Directions
In your copy of the data, include no pictures and alter nothing else.

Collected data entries
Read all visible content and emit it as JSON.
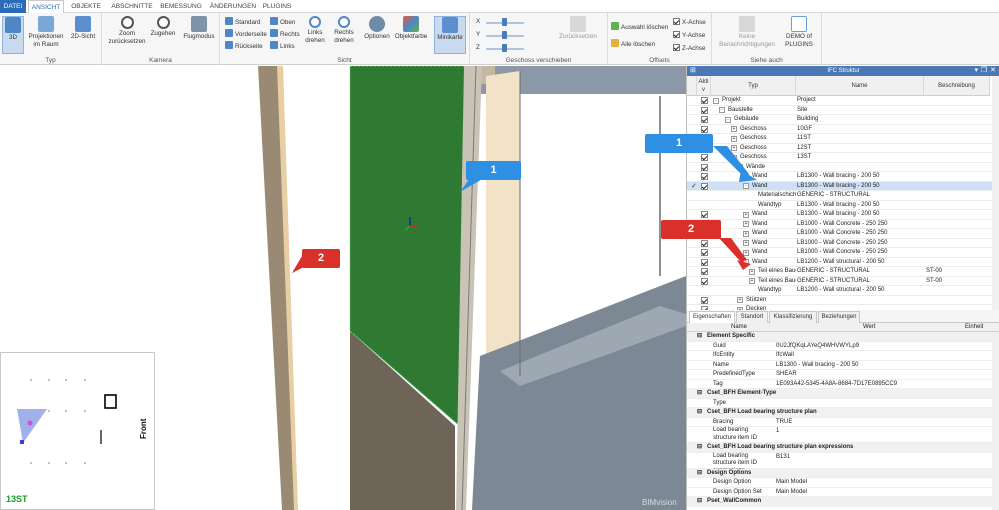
{
  "ribbon": {
    "tabs": [
      "DATEI",
      "ANSICHT",
      "OBJEKTE",
      "ABSCHNITTE",
      "BEMESSUNG",
      "ÄNDERUNGEN",
      "PLUGINS"
    ],
    "active_tab": "ANSICHT",
    "groups": {
      "typ": {
        "label": "Typ",
        "btn3d": "3D",
        "projektionen": "Projektionen im Raum",
        "sicht2d": "2D-Sicht"
      },
      "kamera": {
        "label": "Kamera",
        "zoom": "Zoom zurücksetzen",
        "zugehen": "Zugehen",
        "flugmodus": "Flugmodus"
      },
      "sicht": {
        "label": "Sicht",
        "standard": "Standard",
        "vorderseite": "Vorderseite",
        "rueckseite": "Rückseite",
        "oben": "Oben",
        "rechts": "Rechts",
        "links": "Links",
        "links_drehen": "Links drehen",
        "rechts_drehen": "Rechts drehen",
        "optionen": "Optionen",
        "objektfarbe": "Objektfarbe",
        "minikarte": "Minikarte"
      },
      "geschoss": {
        "label": "Geschoss verschieben",
        "x": "X",
        "y": "Y",
        "z": "Z",
        "zuruecksetzen": "Zurücksetzen"
      },
      "offsets": {
        "label": "Offsets",
        "auswahl_loeschen": "Auswahl löschen",
        "alle_loeschen": "Alle löschen",
        "xachse": "X-Achse",
        "yachse": "Y-Achse",
        "zachse": "Z-Achse"
      },
      "siehe_auch": {
        "label": "Siehe auch",
        "benachrichtigungen": "Keine Benachrichtigungen",
        "demo": "DEMO of PLUGINS"
      }
    }
  },
  "viewport": {
    "callout1": "1",
    "callout2": "2",
    "watermark": "BIMvision",
    "minimap_floor": "13ST",
    "minimap_view": "Front"
  },
  "panel": {
    "title": "IFC Struktur",
    "columns": {
      "aktiv": "Akti v",
      "typ": "Typ",
      "name": "Name",
      "beschreibung": "Beschreibung"
    },
    "callout1": "1",
    "callout2": "2",
    "rows": [
      {
        "typ": "Projekt",
        "name": "Project",
        "beschreibung": ""
      },
      {
        "typ": "Baustelle",
        "name": "Site",
        "beschreibung": ""
      },
      {
        "typ": "Gebäude",
        "name": "Building",
        "beschreibung": ""
      },
      {
        "typ": "Geschoss",
        "name": "10GF",
        "beschreibung": ""
      },
      {
        "typ": "Geschoss",
        "name": "11ST",
        "beschreibung": ""
      },
      {
        "typ": "Geschoss",
        "name": "12ST",
        "beschreibung": ""
      },
      {
        "typ": "Geschoss",
        "name": "13ST",
        "beschreibung": ""
      },
      {
        "typ": "Wände",
        "name": "",
        "beschreibung": ""
      },
      {
        "typ": "Wand",
        "name": "LB1300 - Wall bracing - 200 50",
        "beschreibung": ""
      },
      {
        "typ": "Wand",
        "name": "LB1300 - Wall bracing - 200 50",
        "beschreibung": ""
      },
      {
        "typ": "Materialschicht",
        "name": "GENERIC - STRUCTURAL",
        "beschreibung": ""
      },
      {
        "typ": "Wandtyp",
        "name": "LB1300 - Wall bracing - 200 50",
        "beschreibung": ""
      },
      {
        "typ": "Wand",
        "name": "LB1300 - Wall bracing - 200 50",
        "beschreibung": ""
      },
      {
        "typ": "Wand",
        "name": "LB1000 - Wall Concrete - 250 250",
        "beschreibung": ""
      },
      {
        "typ": "Wand",
        "name": "LB1000 - Wall Concrete - 250 250",
        "beschreibung": ""
      },
      {
        "typ": "Wand",
        "name": "LB1000 - Wall Concrete - 250 250",
        "beschreibung": ""
      },
      {
        "typ": "Wand",
        "name": "LB1000 - Wall Concrete - 250 250",
        "beschreibung": ""
      },
      {
        "typ": "Wand",
        "name": "LB1200 - Wall structural - 200 50",
        "beschreibung": ""
      },
      {
        "typ": "Teil eines Baue...",
        "name": "GENERIC - STRUCTURAL",
        "beschreibung": "ST-00"
      },
      {
        "typ": "Teil eines Baue...",
        "name": "GENERIC - STRUCTURAL",
        "beschreibung": "ST-00"
      },
      {
        "typ": "Wandtyp",
        "name": "LB1200 - Wall structural - 200 50",
        "beschreibung": ""
      },
      {
        "typ": "Stützen",
        "name": "",
        "beschreibung": ""
      },
      {
        "typ": "Decken",
        "name": "",
        "beschreibung": ""
      }
    ],
    "prop_tabs": [
      "Eigenschaften",
      "Standort",
      "Klassifizierung",
      "Beziehungen"
    ],
    "prop_columns": {
      "name": "Name",
      "wert": "Wert",
      "einheit": "Einheit"
    },
    "props": [
      {
        "section": "Element Specific"
      },
      {
        "name": "Guid",
        "wert": "0U2JfQKqLAYeQ4WHVWYLp9"
      },
      {
        "name": "IfcEntity",
        "wert": "IfcWall"
      },
      {
        "name": "Name",
        "wert": "LB1300 - Wall bracing - 200 50"
      },
      {
        "name": "PredefinedType",
        "wert": "SHEAR"
      },
      {
        "name": "Tag",
        "wert": "1E093A42-5345-4A8A-8684-7D17E0895CC9"
      },
      {
        "section": "Cset_BFH Element-Type"
      },
      {
        "name": "Type",
        "wert": ""
      },
      {
        "section": "Cset_BFH Load bearing structure plan"
      },
      {
        "name": "Bracing",
        "wert": "TRUE"
      },
      {
        "name": "Load bearing structure item ID",
        "wert": "1"
      },
      {
        "section": "Cset_BFH Load bearing structure plan expressions"
      },
      {
        "name": "Load bearing structure item ID expressions",
        "wert": "B131"
      },
      {
        "section": "Design Options"
      },
      {
        "name": "Design Option",
        "wert": "Main Model"
      },
      {
        "name": "Design Option Set",
        "wert": "Main Model"
      },
      {
        "section": "Pset_WallCommon"
      }
    ]
  }
}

Result
Read all visible content and emit it as JSON.
{
  "ribbon": {
    "tabs": [
      "DATEI",
      "ANSICHT",
      "OBJEKTE",
      "ABSCHNITTE",
      "BEMESSUNG",
      "ÄNDERUNGEN",
      "PLUGINS"
    ],
    "active_tab": "ANSICHT",
    "groups": {
      "typ": {
        "label": "Typ",
        "btn3d": "3D",
        "projektionen": "Projektionen im Raum",
        "sicht2d": "2D-Sicht"
      },
      "kamera": {
        "label": "Kamera",
        "zoom": "Zoom zurücksetzen",
        "zugehen": "Zugehen",
        "flugmodus": "Flugmodus"
      },
      "sicht": {
        "label": "Sicht",
        "standard": "Standard",
        "vorderseite": "Vorderseite",
        "rueckseite": "Rückseite",
        "oben": "Oben",
        "rechts": "Rechts",
        "links": "Links",
        "links_drehen": "Links drehen",
        "rechts_drehen": "Rechts drehen",
        "optionen": "Optionen",
        "objektfarbe": "Objektfarbe",
        "minikarte": "Minikarte"
      },
      "geschoss": {
        "label": "Geschoss verschieben",
        "x": "X",
        "y": "Y",
        "z": "Z",
        "zuruecksetzen": "Zurücksetzen"
      },
      "offsets": {
        "label": "Offsets",
        "auswahl_loeschen": "Auswahl löschen",
        "alle_loeschen": "Alle löschen",
        "xachse": "X-Achse",
        "yachse": "Y-Achse",
        "zachse": "Z-Achse"
      },
      "siehe_auch": {
        "label": "Siehe auch",
        "benachrichtigungen": "Keine Benachrichtigungen",
        "demo": "DEMO of PLUGINS"
      }
    }
  },
  "viewport": {
    "callout1": "1",
    "callout2": "2",
    "watermark": "BIMvision",
    "minimap_floor": "13ST",
    "minimap_view": "Front"
  },
  "panel": {
    "title": "IFC Struktur",
    "columns": {
      "aktiv": "Akti v",
      "typ": "Typ",
      "name": "Name",
      "beschreibung": "Beschreibung"
    },
    "callout1": "1",
    "callout2": "2",
    "rows": [
      {
        "typ": "Projekt",
        "name": "Project",
        "beschreibung": ""
      },
      {
        "typ": "Baustelle",
        "name": "Site",
        "beschreibung": ""
      },
      {
        "typ": "Gebäude",
        "name": "Building",
        "beschreibung": ""
      },
      {
        "typ": "Geschoss",
        "name": "10GF",
        "beschreibung": ""
      },
      {
        "typ": "Geschoss",
        "name": "11ST",
        "beschreibung": ""
      },
      {
        "typ": "Geschoss",
        "name": "12ST",
        "beschreibung": ""
      },
      {
        "typ": "Geschoss",
        "name": "13ST",
        "beschreibung": ""
      },
      {
        "typ": "Wände",
        "name": "",
        "beschreibung": ""
      },
      {
        "typ": "Wand",
        "name": "LB1300 - Wall bracing - 200 50",
        "beschreibung": ""
      },
      {
        "typ": "Wand",
        "name": "LB1300 - Wall bracing - 200 50",
        "beschreibung": ""
      },
      {
        "typ": "Materialschicht",
        "name": "GENERIC - STRUCTURAL",
        "beschreibung": ""
      },
      {
        "typ": "Wandtyp",
        "name": "LB1300 - Wall bracing - 200 50",
        "beschreibung": ""
      },
      {
        "typ": "Wand",
        "name": "LB1300 - Wall bracing - 200 50",
        "beschreibung": ""
      },
      {
        "typ": "Wand",
        "name": "LB1000 - Wall Concrete - 250 250",
        "beschreibung": ""
      },
      {
        "typ": "Wand",
        "name": "LB1000 - Wall Concrete - 250 250",
        "beschreibung": ""
      },
      {
        "typ": "Wand",
        "name": "LB1000 - Wall Concrete - 250 250",
        "beschreibung": ""
      },
      {
        "typ": "Wand",
        "name": "LB1000 - Wall Concrete - 250 250",
        "beschreibung": ""
      },
      {
        "typ": "Wand",
        "name": "LB1200 - Wall structural - 200 50",
        "beschreibung": ""
      },
      {
        "typ": "Teil eines Baue...",
        "name": "GENERIC - STRUCTURAL",
        "beschreibung": "ST-00"
      },
      {
        "typ": "Teil eines Baue...",
        "name": "GENERIC - STRUCTURAL",
        "beschreibung": "ST-00"
      },
      {
        "typ": "Wandtyp",
        "name": "LB1200 - Wall structural - 200 50",
        "beschreibung": ""
      },
      {
        "typ": "Stützen",
        "name": "",
        "beschreibung": ""
      },
      {
        "typ": "Decken",
        "name": "",
        "beschreibung": ""
      }
    ],
    "prop_tabs": [
      "Eigenschaften",
      "Standort",
      "Klassifizierung",
      "Beziehungen"
    ],
    "prop_columns": {
      "name": "Name",
      "wert": "Wert",
      "einheit": "Einheit"
    },
    "props": [
      {
        "section": "Element Specific"
      },
      {
        "name": "Guid",
        "wert": "0U2JfQKqLAYeQ4WHVWYLp9"
      },
      {
        "name": "IfcEntity",
        "wert": "IfcWall"
      },
      {
        "name": "Name",
        "wert": "LB1300 - Wall bracing - 200 50"
      },
      {
        "name": "PredefinedType",
        "wert": "SHEAR"
      },
      {
        "name": "Tag",
        "wert": "1E093A42-5345-4A8A-8684-7D17E0895CC9"
      },
      {
        "section": "Cset_BFH Element-Type"
      },
      {
        "name": "Type",
        "wert": ""
      },
      {
        "section": "Cset_BFH Load bearing structure plan"
      },
      {
        "name": "Bracing",
        "wert": "TRUE"
      },
      {
        "name": "Load bearing structure item ID",
        "wert": "1"
      },
      {
        "section": "Cset_BFH Load bearing structure plan expressions"
      },
      {
        "name": "Load bearing structure item ID expressions",
        "wert": "B131"
      },
      {
        "section": "Design Options"
      },
      {
        "name": "Design Option",
        "wert": "Main Model"
      },
      {
        "name": "Design Option Set",
        "wert": "Main Model"
      },
      {
        "section": "Pset_WallCommon"
      }
    ]
  }
}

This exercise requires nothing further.